existence of her debt to complainant: first, when she executed an affidavit promising to

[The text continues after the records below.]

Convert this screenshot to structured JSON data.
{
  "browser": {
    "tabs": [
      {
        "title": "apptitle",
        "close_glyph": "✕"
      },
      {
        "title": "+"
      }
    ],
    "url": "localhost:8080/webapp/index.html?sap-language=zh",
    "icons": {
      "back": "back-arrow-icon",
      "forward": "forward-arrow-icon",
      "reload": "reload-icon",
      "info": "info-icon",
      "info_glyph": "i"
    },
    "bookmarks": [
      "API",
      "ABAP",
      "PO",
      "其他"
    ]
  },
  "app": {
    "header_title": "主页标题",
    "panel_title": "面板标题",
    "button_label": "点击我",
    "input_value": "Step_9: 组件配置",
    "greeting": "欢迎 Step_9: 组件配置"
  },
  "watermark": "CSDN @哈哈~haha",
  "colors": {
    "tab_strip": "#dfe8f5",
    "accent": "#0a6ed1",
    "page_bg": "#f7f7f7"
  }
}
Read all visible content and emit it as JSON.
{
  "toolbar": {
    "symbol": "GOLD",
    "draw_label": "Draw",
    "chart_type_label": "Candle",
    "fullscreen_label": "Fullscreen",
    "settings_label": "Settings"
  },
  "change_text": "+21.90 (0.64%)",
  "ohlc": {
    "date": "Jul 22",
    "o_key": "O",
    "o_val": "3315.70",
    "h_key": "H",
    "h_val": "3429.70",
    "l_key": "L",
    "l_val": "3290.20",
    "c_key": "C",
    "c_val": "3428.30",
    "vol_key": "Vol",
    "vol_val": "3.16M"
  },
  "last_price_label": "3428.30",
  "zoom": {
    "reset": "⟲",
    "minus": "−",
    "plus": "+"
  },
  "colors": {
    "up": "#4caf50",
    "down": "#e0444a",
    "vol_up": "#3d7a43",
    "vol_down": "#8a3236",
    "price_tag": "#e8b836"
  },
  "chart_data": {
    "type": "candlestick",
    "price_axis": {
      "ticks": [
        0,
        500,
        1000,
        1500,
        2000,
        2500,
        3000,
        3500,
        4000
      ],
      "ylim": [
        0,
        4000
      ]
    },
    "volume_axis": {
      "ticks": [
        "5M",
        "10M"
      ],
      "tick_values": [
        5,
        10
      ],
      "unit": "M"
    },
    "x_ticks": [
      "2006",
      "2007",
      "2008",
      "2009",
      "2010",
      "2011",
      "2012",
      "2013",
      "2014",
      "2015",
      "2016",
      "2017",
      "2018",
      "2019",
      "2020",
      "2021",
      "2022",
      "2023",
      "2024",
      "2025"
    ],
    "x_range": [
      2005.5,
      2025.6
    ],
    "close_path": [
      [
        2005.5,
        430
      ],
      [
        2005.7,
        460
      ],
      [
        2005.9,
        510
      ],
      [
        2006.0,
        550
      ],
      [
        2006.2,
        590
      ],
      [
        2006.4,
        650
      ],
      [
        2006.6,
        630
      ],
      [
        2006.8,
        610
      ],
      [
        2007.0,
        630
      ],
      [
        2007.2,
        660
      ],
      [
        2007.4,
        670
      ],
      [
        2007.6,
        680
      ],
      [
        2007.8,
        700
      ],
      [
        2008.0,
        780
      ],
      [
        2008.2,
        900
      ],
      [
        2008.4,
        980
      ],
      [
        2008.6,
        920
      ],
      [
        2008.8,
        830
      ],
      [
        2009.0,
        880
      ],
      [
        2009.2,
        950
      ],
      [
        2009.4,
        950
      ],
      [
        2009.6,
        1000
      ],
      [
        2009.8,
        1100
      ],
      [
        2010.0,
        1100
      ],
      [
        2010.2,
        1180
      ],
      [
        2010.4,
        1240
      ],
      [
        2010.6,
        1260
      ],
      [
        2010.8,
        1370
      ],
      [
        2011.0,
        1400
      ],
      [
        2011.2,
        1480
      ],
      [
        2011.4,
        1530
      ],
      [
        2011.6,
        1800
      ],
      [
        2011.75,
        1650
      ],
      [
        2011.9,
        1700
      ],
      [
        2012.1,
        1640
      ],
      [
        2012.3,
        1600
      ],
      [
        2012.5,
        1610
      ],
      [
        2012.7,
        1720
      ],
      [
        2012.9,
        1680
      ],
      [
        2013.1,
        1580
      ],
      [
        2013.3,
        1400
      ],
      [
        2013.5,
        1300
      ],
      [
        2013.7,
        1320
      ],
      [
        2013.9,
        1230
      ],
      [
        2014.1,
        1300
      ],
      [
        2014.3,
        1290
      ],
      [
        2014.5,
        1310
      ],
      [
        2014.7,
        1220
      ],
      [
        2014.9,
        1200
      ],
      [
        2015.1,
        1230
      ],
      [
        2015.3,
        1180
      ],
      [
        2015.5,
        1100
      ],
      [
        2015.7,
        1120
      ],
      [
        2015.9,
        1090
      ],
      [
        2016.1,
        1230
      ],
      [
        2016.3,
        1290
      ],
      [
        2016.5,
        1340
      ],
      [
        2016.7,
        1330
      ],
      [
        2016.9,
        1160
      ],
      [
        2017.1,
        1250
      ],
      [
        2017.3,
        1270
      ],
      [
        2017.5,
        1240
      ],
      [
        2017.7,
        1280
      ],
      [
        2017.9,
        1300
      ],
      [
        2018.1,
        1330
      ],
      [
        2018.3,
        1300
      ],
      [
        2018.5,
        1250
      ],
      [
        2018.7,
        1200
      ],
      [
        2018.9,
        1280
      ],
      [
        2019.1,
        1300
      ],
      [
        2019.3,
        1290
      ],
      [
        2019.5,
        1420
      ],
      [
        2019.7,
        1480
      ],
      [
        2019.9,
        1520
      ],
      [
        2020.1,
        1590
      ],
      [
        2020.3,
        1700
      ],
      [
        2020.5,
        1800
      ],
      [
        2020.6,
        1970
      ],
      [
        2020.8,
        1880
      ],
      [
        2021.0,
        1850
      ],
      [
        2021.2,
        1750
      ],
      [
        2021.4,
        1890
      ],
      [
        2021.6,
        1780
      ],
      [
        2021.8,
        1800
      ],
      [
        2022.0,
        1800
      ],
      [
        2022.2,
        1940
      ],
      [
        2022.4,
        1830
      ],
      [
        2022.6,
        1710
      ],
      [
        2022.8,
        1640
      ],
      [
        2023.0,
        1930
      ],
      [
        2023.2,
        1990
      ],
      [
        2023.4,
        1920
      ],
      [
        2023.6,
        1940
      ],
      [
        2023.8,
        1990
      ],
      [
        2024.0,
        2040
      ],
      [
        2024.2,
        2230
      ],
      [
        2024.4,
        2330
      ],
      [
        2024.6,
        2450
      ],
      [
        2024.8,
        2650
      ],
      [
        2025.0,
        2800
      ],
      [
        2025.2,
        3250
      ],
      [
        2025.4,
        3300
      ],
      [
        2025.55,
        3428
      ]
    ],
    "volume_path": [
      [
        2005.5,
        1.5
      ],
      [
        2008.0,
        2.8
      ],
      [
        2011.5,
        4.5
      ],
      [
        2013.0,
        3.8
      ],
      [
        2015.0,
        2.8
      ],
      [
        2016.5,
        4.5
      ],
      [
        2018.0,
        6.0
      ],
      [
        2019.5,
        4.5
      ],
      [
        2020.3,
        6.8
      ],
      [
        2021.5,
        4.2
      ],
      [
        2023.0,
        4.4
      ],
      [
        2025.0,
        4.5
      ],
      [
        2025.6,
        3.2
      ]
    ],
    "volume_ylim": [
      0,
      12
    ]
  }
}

note that the penalty imposed by law is not directed at respondent’s private life. These notwithstanding. but rather at her actuation unbecoming of a public official. In this relation. equally contemplates the punishment of the errant official in view of the damage done to the image of the Judiciary: “The Court cannot overstress the need for circumspect and proper behavior on the part of court employees.’ Employees of the court should always keep in mind that the court is regarded by the public with respect.pay complainant. Andres. of willful refusal to pay just debts – was therefore erroneous. as it is the latter which specifically constitutes the offense she had committed. under the Rules. while indeed the failure to pay just debts can. The OCA is mistaken. the more accurate finding would be to hold the errant employee liable for willful failure to pay just debts. the OCA’s classification of respondent’s infraction as simple misconduct – instead. willful refusal to pay just debts. ‘While it may be just for an individual to incur indebtedness unrestrained by the fact that he is a public officer or employee. she was held liable for simple misconduct given that her committed act (or." the correct classification of respondent’s dereliction should be willful refusal to pay just debts. among other things. the term "just debts" may refer not only to claims adjudicated by a court of law but also to claims the existence and justness of which are admitted by the debtor. be considered as a form of misconduct since the legal attribution of that term (misconduct) would cover almost every possible "intentional wrongdoing or deliberate violation of a rule of law or standard of behavior. much like misconduct. as respondent in this case. her failure to promptly act) nonetheless tainted the image and integrity of the Judiciary. the conduct of each court personnel should be circumscribed with the heavy burden of onus and must at all times be characterized by. Consequently. Instead. uprightness. and second. To expound. When the gravamen of the offense is the unwillingness to pay a just obligation. Clearly. As explained in In re: Complaint for Failure to Pay Just Debts Against Esther T. when she willingly settled the amount due. caution should be taken to prevent the occurrence of dubious circumstances that might inevitably impair the image of the public office. the OCA did not adjudge respondent guilty of the light offense of willful refusal to pay just debts for the reason that her alleged debt to complainant was not a claim adjudicated by a court of law. broadly speaking. As such. more properly. propriety .